> **Listed records**
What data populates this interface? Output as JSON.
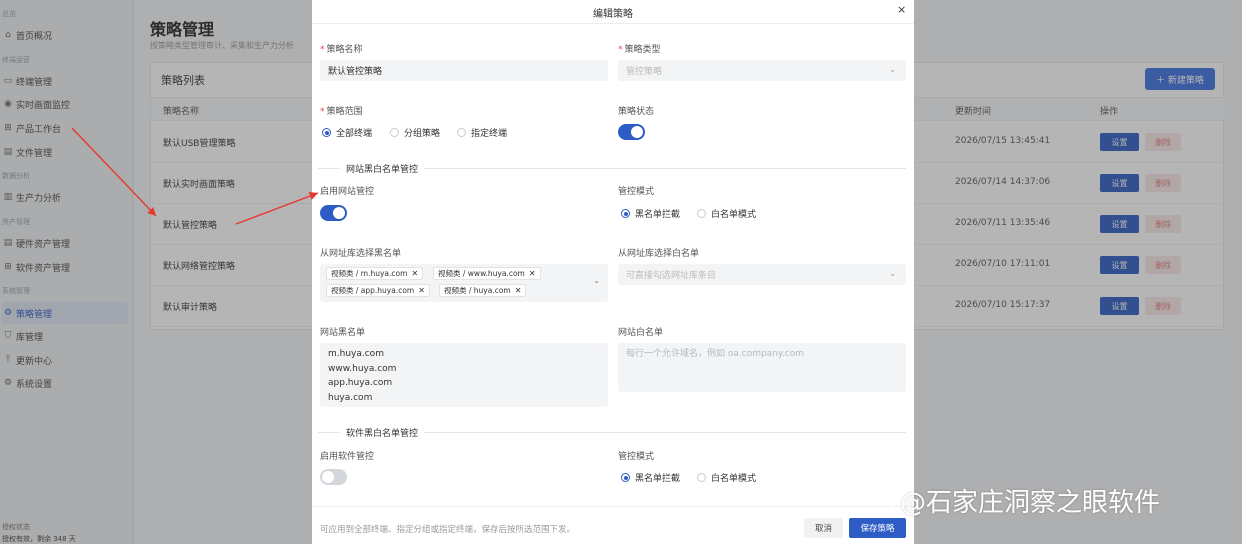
{
  "sidebar": {
    "groups": [
      "总览",
      "终端运营",
      "数据分析",
      "资产管理",
      "系统管理"
    ],
    "items": [
      {
        "label": "首页概况",
        "icon": "home-icon"
      },
      {
        "label": "终端管理",
        "icon": "monitor-icon"
      },
      {
        "label": "实时画面监控",
        "icon": "eye-icon"
      },
      {
        "label": "产品工作台",
        "icon": "grid-icon"
      },
      {
        "label": "文件管理",
        "icon": "file-icon"
      },
      {
        "label": "生产力分析",
        "icon": "bar-chart-icon"
      },
      {
        "label": "硬件资产管理",
        "icon": "list-icon"
      },
      {
        "label": "软件资产管理",
        "icon": "grid-icon"
      },
      {
        "label": "策略管理",
        "icon": "gear-icon"
      },
      {
        "label": "库管理",
        "icon": "shield-icon"
      },
      {
        "label": "更新中心",
        "icon": "upload-icon"
      },
      {
        "label": "系统设置",
        "icon": "gear-icon"
      }
    ],
    "footer_title": "授权状态",
    "footer_text": "授权有效，剩余 348 天"
  },
  "page": {
    "title": "策略管理",
    "subtitle": "按策略类型管理审计、采集和生产力分析"
  },
  "list": {
    "title": "策略列表",
    "new_button": "＋ 新建策略",
    "columns": [
      "策略名称",
      "更新时间",
      "操作"
    ],
    "rows": [
      {
        "name": "默认USB管理策略",
        "time": "2026/07/15 13:45:41"
      },
      {
        "name": "默认实时画面策略",
        "time": "2026/07/14 14:37:06"
      },
      {
        "name": "默认管控策略",
        "time": "2026/07/11 13:35:46"
      },
      {
        "name": "默认网络管控策略",
        "time": "2026/07/10 17:11:01"
      },
      {
        "name": "默认审计策略",
        "time": "2026/07/10 15:17:37"
      }
    ],
    "set_label": "设置",
    "delete_label": "删除"
  },
  "modal": {
    "title": "编辑策略",
    "close": "×",
    "name_label": "策略名称",
    "name_value": "默认管控策略",
    "type_label": "策略类型",
    "type_value": "管控策略",
    "scope_label": "策略范围",
    "scope_options": [
      "全部终端",
      "分组策略",
      "指定终端"
    ],
    "status_label": "策略状态",
    "web_section": "网站黑白名单管控",
    "enable_web_label": "启用网站管控",
    "mode_label": "管控模式",
    "mode_options": [
      "黑名单拦截",
      "白名单模式"
    ],
    "black_lib_label": "从网址库选择黑名单",
    "black_tags": [
      "视频类 / m.huya.com",
      "视频类 / www.huya.com",
      "视频类 / app.huya.com",
      "视频类 / huya.com"
    ],
    "white_lib_label": "从网址库选择白名单",
    "white_lib_placeholder": "可直接勾选网址库条目",
    "blacklist_label": "网站黑名单",
    "blacklist_lines": [
      "m.huya.com",
      "www.huya.com",
      "app.huya.com",
      "huya.com"
    ],
    "whitelist_label": "网站白名单",
    "whitelist_placeholder": "每行一个允许域名，例如 oa.company.com",
    "soft_section": "软件黑白名单管控",
    "enable_soft_label": "启用软件管控",
    "soft_mode_label": "管控模式",
    "footer_note": "可应用到全部终端、指定分组或指定终端，保存后按所选范围下发。",
    "cancel": "取消",
    "save": "保存策略"
  },
  "watermark": {
    "text": "@石家庄洞察之眼软件",
    "badge": "du"
  },
  "colors": {
    "primary": "#2d5cc4",
    "required": "#e04545",
    "arrow": "#e8382e"
  }
}
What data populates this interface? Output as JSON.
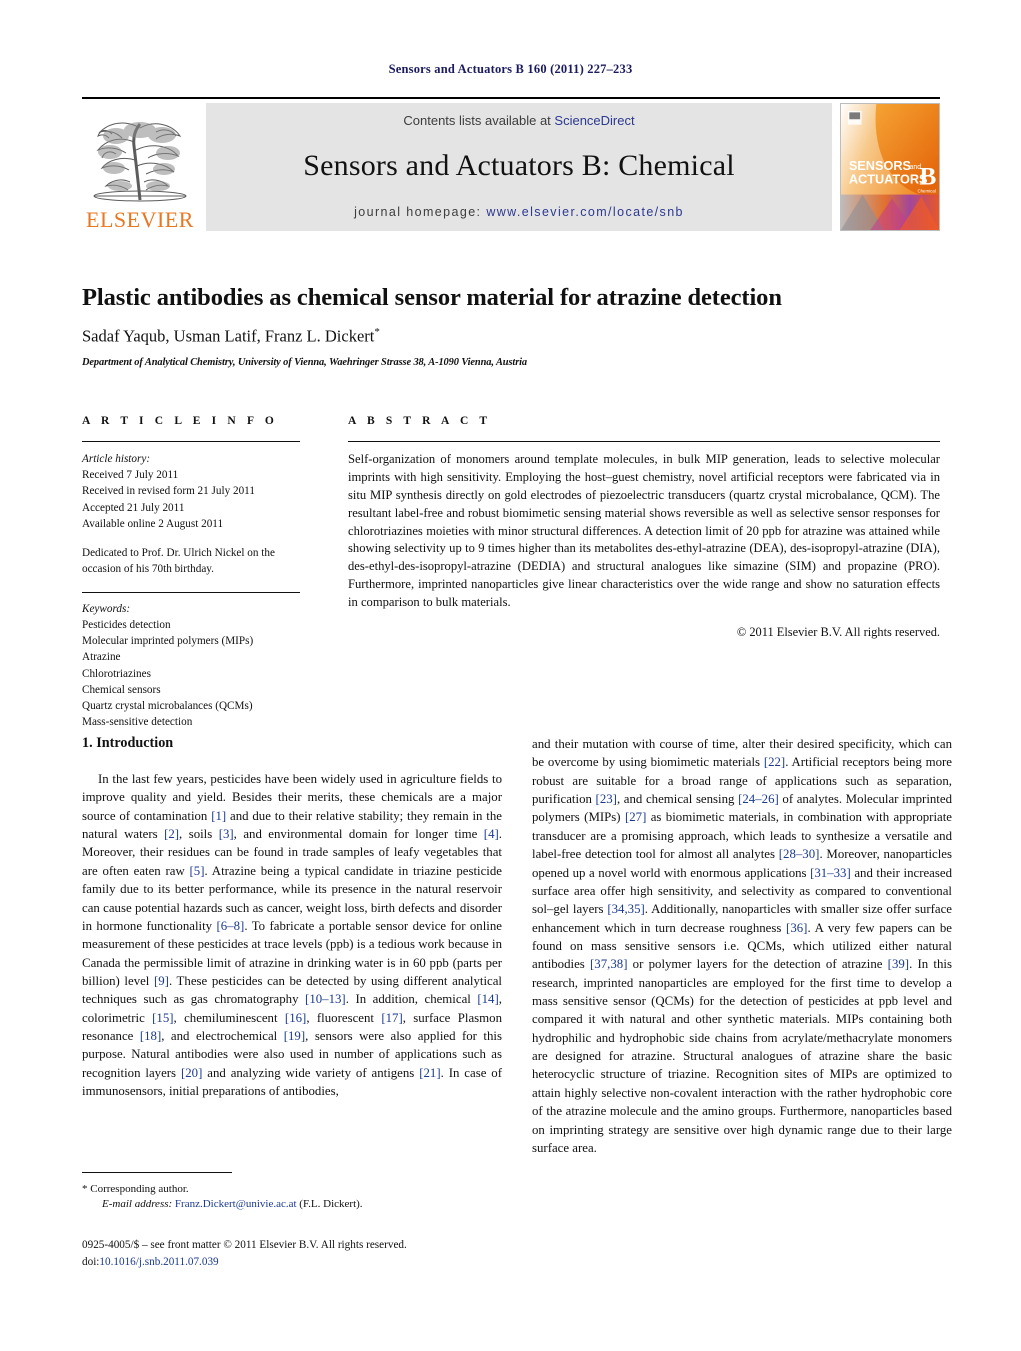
{
  "running_head": "Sensors and Actuators B 160 (2011) 227–233",
  "masthead": {
    "contents_prefix": "Contents lists available at ",
    "sciencedirect": "ScienceDirect",
    "journal_title": "Sensors and Actuators B: Chemical",
    "homepage_prefix": "journal homepage: ",
    "homepage_url": "www.elsevier.com/locate/snb",
    "publisher_wordmark": "ELSEVIER",
    "publisher_logo_icon": "elsevier-tree-icon",
    "cover": {
      "line1": "SENSORS",
      "line1_small": "and",
      "line2": "ACTUATORS",
      "letter": "B",
      "letter_sub": "Chemical"
    },
    "accent_orange": "#E87722",
    "link_blue": "#2b3990",
    "band_gray": "#e4e4e4"
  },
  "article": {
    "title": "Plastic antibodies as chemical sensor material for atrazine detection",
    "authors": "Sadaf Yaqub, Usman Latif, Franz L. Dickert",
    "corresponding_marker": "*",
    "affiliation": "Department of Analytical Chemistry, University of Vienna, Waehringer Strasse 38, A-1090 Vienna, Austria"
  },
  "article_info": {
    "heading": "A R T I C L E  I N F O",
    "history_label": "Article history:",
    "history": [
      "Received 7 July 2011",
      "Received in revised form 21 July 2011",
      "Accepted 21 July 2011",
      "Available online 2 August 2011"
    ],
    "dedication": "Dedicated to Prof. Dr. Ulrich Nickel on the occasion of his 70th birthday.",
    "keywords_label": "Keywords:",
    "keywords": [
      "Pesticides detection",
      "Molecular imprinted polymers (MIPs)",
      "Atrazine",
      "Chlorotriazines",
      "Chemical sensors",
      "Quartz crystal microbalances (QCMs)",
      "Mass-sensitive detection"
    ]
  },
  "abstract": {
    "heading": "A B S T R A C T",
    "text": "Self-organization of monomers around template molecules, in bulk MIP generation, leads to selective molecular imprints with high sensitivity. Employing the host–guest chemistry, novel artificial receptors were fabricated via in situ MIP synthesis directly on gold electrodes of piezoelectric transducers (quartz crystal microbalance, QCM). The resultant label-free and robust biomimetic sensing material shows reversible as well as selective sensor responses for chlorotriazines moieties with minor structural differences. A detection limit of 20 ppb for atrazine was attained while showing selectivity up to 9 times higher than its metabolites des-ethyl-atrazine (DEA), des-isopropyl-atrazine (DIA), des-ethyl-des-isopropyl-atrazine (DEDIA) and structural analogues like simazine (SIM) and propazine (PRO). Furthermore, imprinted nanoparticles give linear characteristics over the wide range and show no saturation effects in comparison to bulk materials.",
    "copyright": "© 2011 Elsevier B.V. All rights reserved."
  },
  "body": {
    "section_number_title": "1.  Introduction",
    "left_para_1": "In the last few years, pesticides have been widely used in agriculture fields to improve quality and yield. Besides their merits, these chemicals are a major source of contamination [1] and due to their relative stability; they remain in the natural waters [2], soils [3], and environmental domain for longer time [4]. Moreover, their residues can be found in trade samples of leafy vegetables that are often eaten raw [5]. Atrazine being a typical candidate in triazine pesticide family due to its better performance, while its presence in the natural reservoir can cause potential hazards such as cancer, weight loss, birth defects and disorder in hormone functionality [6–8]. To fabricate a portable sensor device for online measurement of these pesticides at trace levels (ppb) is a tedious work because in Canada the permissible limit of atrazine in drinking water is in 60 ppb (parts per billion) level [9]. These pesticides can be detected by using different analytical techniques such as gas chromatography [10–13]. In addition, chemical [14], colorimetric [15], chemiluminescent [16], fluorescent [17], surface Plasmon resonance [18], and electrochemical [19], sensors were also applied for this purpose. Natural antibodies were also used in number of applications such as recognition layers [20] and analyzing wide variety of antigens [21]. In case of immunosensors, initial preparations of antibodies,",
    "right_para_1": "and their mutation with course of time, alter their desired specificity, which can be overcome by using biomimetic materials [22]. Artificial receptors being more robust are suitable for a broad range of applications such as separation, purification [23], and chemical sensing [24–26] of analytes. Molecular imprinted polymers (MIPs) [27] as biomimetic materials, in combination with appropriate transducer are a promising approach, which leads to synthesize a versatile and label-free detection tool for almost all analytes [28–30]. Moreover, nanoparticles opened up a novel world with enormous applications [31–33] and their increased surface area offer high sensitivity, and selectivity as compared to conventional sol–gel layers [34,35]. Additionally, nanoparticles with smaller size offer surface enhancement which in turn decrease roughness [36]. A very few papers can be found on mass sensitive sensors i.e. QCMs, which utilized either natural antibodies [37,38] or polymer layers for the detection of atrazine [39]. In this research, imprinted nanoparticles are employed for the first time to develop a mass sensitive sensor (QCMs) for the detection of pesticides at ppb level and compared it with natural and other synthetic materials. MIPs containing both hydrophilic and hydrophobic side chains from acrylate/methacrylate monomers are designed for atrazine. Structural analogues of atrazine share the basic heterocyclic structure of triazine. Recognition sites of MIPs are optimized to attain highly selective non-covalent interaction with the rather hydrophobic core of the atrazine molecule and the amino groups. Furthermore, nanoparticles based on imprinting strategy are sensitive over high dynamic range due to their large surface area."
  },
  "footnote": {
    "corresponding": "* Corresponding author.",
    "email_label": "E-mail address:",
    "email": "Franz.Dickert@univie.ac.at",
    "email_suffix": "(F.L. Dickert).",
    "issn_line": "0925-4005/$ – see front matter © 2011 Elsevier B.V. All rights reserved.",
    "doi_label": "doi:",
    "doi_value": "10.1016/j.snb.2011.07.039"
  }
}
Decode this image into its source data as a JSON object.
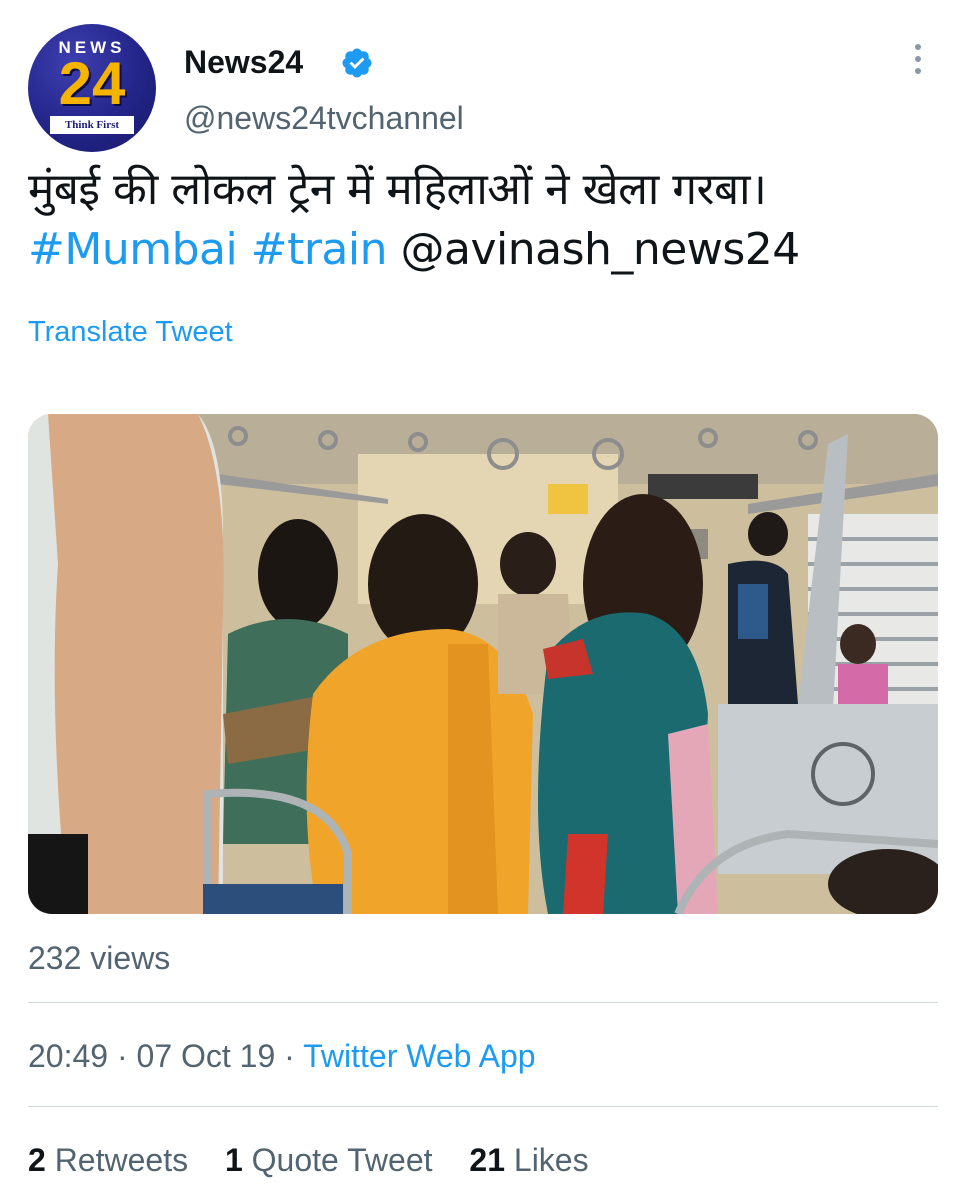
{
  "author": {
    "avatar": {
      "logo_top": "NEWS",
      "logo_number": "24",
      "logo_tagline": "Think First"
    },
    "name": "News24",
    "handle": "@news24tvchannel",
    "verified": true
  },
  "tweet": {
    "text": "मुंबई की लोकल ट्रेन में महिलाओं ने खेला गरबा।",
    "hashtags": [
      "#Mumbai",
      "#train"
    ],
    "mention": "@avinash_news24",
    "translate_label": "Translate Tweet"
  },
  "media": {
    "type": "video"
  },
  "views": "232 views",
  "meta": {
    "time": "20:49",
    "separator": "·",
    "date": "07 Oct 19",
    "source": "Twitter Web App"
  },
  "engagement": {
    "retweets_count": "2",
    "retweets_label": "Retweets",
    "quotes_count": "1",
    "quotes_label": "Quote Tweet",
    "likes_count": "21",
    "likes_label": "Likes"
  },
  "colors": {
    "link": "#1d9bf0",
    "secondary_text": "#536471",
    "primary_text": "#0f1419",
    "divider": "#cfd9de"
  }
}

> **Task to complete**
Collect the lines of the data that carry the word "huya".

> **Answer section**
      "视频类 / m.huya.com",
      "视频类 / www.huya.com",
      "视频类 / app.huya.com",
      "视频类 / huya.com"
      "m.huya.com",
      "www.huya.com",
      "app.huya.com",
      "huya.com"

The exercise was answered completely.